Indian banks set up crack teams to help startups move funds from SVB to GIFT City

Indian banks set up crack teams to help startups move funds from SVB to GIFT City

Major Indian banks, including Axis Bank, Kotak Mahindra Bank, ICICI Bank, and HSBC, have reportedly set up specialised teams to help startups move their funds from collapsed Silicon Valley Bank (SVB) accounts to their branches in GIFT City, Gujarat.

The banks, which have set up their International Financial Services Center Banking Unit (IBU) in Gandhinagar-based Gujarat International Financial Tech (GIFT) City, cater to non-residents and foreign entities and allow them to open dollar accounts and deposits.

As Indian startups await to get access to their frozen deposits in the failed SVB starting Monday, March 13, Indian banks have been levelling up to offer them to park the money into their respective GIFT City branches.

“We are actively engaging with these startups to help them park their funds to GIFT City branch of Axis Bank. It also opens doors for further business engagements with these entities in future,” Ganesh Sankaran, Group Executive and Head, Wholesale Banking Coverage Group, Axis Bank told YourStory.

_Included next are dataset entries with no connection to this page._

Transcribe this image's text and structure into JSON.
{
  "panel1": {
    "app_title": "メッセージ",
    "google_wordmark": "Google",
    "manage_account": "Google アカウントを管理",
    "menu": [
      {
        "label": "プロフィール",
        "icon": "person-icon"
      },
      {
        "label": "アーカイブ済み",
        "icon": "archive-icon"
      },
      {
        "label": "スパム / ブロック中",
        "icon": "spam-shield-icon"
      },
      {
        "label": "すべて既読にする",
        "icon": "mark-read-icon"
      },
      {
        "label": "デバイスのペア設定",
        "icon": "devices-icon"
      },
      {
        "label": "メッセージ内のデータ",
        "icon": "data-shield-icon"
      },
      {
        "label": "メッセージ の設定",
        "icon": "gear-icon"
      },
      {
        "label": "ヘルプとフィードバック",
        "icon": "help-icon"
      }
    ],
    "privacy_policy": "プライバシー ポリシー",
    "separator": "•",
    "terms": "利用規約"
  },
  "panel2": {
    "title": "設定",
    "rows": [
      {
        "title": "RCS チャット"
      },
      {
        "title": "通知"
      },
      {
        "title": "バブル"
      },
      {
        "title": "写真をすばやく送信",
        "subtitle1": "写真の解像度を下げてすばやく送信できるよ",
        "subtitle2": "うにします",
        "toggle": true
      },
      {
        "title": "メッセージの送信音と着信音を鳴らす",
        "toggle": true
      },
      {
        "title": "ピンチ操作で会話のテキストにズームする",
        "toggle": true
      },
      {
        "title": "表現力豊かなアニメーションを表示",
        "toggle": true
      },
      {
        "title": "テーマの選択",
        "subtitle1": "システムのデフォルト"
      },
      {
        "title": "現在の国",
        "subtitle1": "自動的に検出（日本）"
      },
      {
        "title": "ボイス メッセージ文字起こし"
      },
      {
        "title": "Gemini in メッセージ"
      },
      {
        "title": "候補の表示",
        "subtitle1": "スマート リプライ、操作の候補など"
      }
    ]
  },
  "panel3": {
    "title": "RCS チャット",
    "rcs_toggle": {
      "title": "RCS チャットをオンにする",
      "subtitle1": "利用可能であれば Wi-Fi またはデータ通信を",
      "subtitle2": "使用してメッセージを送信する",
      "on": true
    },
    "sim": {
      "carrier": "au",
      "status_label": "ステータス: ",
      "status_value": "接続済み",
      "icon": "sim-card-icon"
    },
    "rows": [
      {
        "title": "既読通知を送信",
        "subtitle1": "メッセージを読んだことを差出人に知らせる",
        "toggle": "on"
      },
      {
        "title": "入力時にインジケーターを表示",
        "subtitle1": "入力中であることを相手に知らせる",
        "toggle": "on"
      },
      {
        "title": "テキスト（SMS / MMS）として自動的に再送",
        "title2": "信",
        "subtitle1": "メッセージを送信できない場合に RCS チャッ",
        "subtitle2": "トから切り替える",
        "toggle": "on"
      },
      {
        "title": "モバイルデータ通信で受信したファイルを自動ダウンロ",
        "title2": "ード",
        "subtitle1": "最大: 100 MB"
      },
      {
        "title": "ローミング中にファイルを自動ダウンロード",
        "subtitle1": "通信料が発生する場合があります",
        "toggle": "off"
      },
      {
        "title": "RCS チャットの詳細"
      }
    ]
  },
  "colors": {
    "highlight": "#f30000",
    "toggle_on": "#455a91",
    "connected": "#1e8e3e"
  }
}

He said companies operating in B2B ecommerce marketplaces, large online car marketplaces, and agri/foodtech spaces have directly evinced interest in moving their funds to the bank’s GIFT City branch.

Some financial sponsors/investors have also connected to explore the proposition for their portfolio companies.

“In the background of SVB collapse, we saw an opportunity to help the startups that could have been impacted by it. As a number of Indian startups and SaaS companies would have parked the money raised for their Indian business overseas, to bring into India as and when they need it for their business purpose. These startups typically park their funds with familiar banks that they have access to,” he added.

The official said the bank actively engages with matured startups and investors through a dedicated pan-India coverage team, New Economy Group (NEG), and Financial Sponsor Group (FSG).  

Other names, including Kotak Mahindra Bank, ICICI Bank, and HSBC, with similar offerings, have also set up specialised teams to assist startups, a Livemint report noted.

YourStory has also reached out to the banks for more details.

Former Infosys director and Chairman of Aarin Capital, T V Mohandas Pai, also called on banks in GIFT City to help startups transfer their funds.

“Silicon Valley Bank failure has investors calling for government aid. We need Gift city to allow our start up transfer money here,” he wrote on Twitter.


Fintechs, neobanks rally to extend credit to startups impacted by SVB crisis

Besides traditional banks, several fintechs like neobank Razorpay, revenue financing startups like GetVantage, Kluband Recur Club, and cross-border payments solution provider Salt.Pe had jumped in to offer solutions to startups which need help with a line of credit to manage expenses. Several VCs have also stepped in to ensure their portfolio startups keep operating in the aftermath of the shutdown.

The SVB shutdown has largely impacted Indian startups with US entities or headquarters, including multiple businesses in the software-as-a-service (SaaS) space, and those which have been a part of the startup accelerator programme, Y Combinator.

California-based Silicon Valley Bank, the 16th largest bank in the United States, was closed on Friday by the California Department of Financial Protection and Innovation, which later appointed the Federal Deposit Insurance Corporation (FDIC) as its receiver.

Even as the US government scrambles to find a buyer for the bank, SVB’s UK arm was sold to HSBC for £1, the Bank of England and the British government announced Monday morning.

As a major relief to startups, the US administration announced that depositors of the failed bank will have access to their money from March 13. “No losses associated with the resolution of the Silicon Valley Bank (SVB) will be borne by the taxpayer,” said a joint statement issued by the Department of the Treasury, Federal Reserve, and FDIC.

Edited by Kanishk Singh

This content was originally published here.